The Server-Side Pad

by Fabien Tiburce, Best practices and personal experiences with enterprise software

Life in the 99th Percentile

leave a comment »

In everyday life, 99% of something is often just as good as the whole thing. 99% of a hot dog will fill you up. Not so in systems. An application with 99% availability means it will be unavailable on average 1% of the time or 87 hours a year. Downtime is typically not evenly distributed. In fact is is more likely to occur when your systems are stressed, during peak time. For this reason, availability is generally stated in degrees of the 99th percentile, typically from 99.99% to 99.999%. A business should consider how many 9’s it needs and how many it can afford. How many 9’s are needed is usually dictated by the cost and the effect of down time on the business. Will down-time cause damage deemed a) catastrophic and irreparable (eg: loss of life for a medical application), significant (eg: loss of income for an e-commerce site) or merely inconvenient (loss of productivity and frustrated customers for a call center)? While no business wants downtime, 99.999% availability is exponentially more expensive than 99.99% availability. Additional uptime requires expensive investments in software, hardware and networking infrastructure, including load balancers and session replicators. Lastly, any site or application that claims 100% uptime should be treated with extreme caution. No system is perfect. No operator or system administrator is perfect. Even with hot deployments enabled, you sometimes need software updates and planned maintenance windows. A business is often better off expecting “only” 99.999% availability and having contingency measures in place than expecting, paying for and never getting to the ellusive 100% mark.

Advertisements

Written by Compliantia

October 26, 2006 at 10:44 pm

Leave a Reply

Fill in your details below or click an icon to log in:

WordPress.com Logo

You are commenting using your WordPress.com account. Log Out / Change )

Twitter picture

You are commenting using your Twitter account. Log Out / Change )

Facebook photo

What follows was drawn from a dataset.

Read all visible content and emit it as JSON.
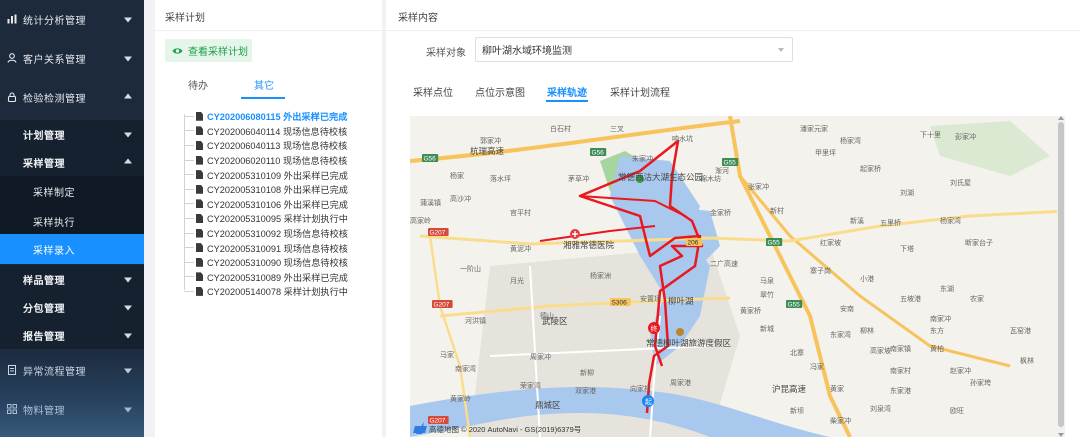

You are commenting using your Facebook account. Log Out / Change )

Google+ photo

You are commenting using your Google+ account. Log Out / Change )

Connecting to %s

%d bloggers like this: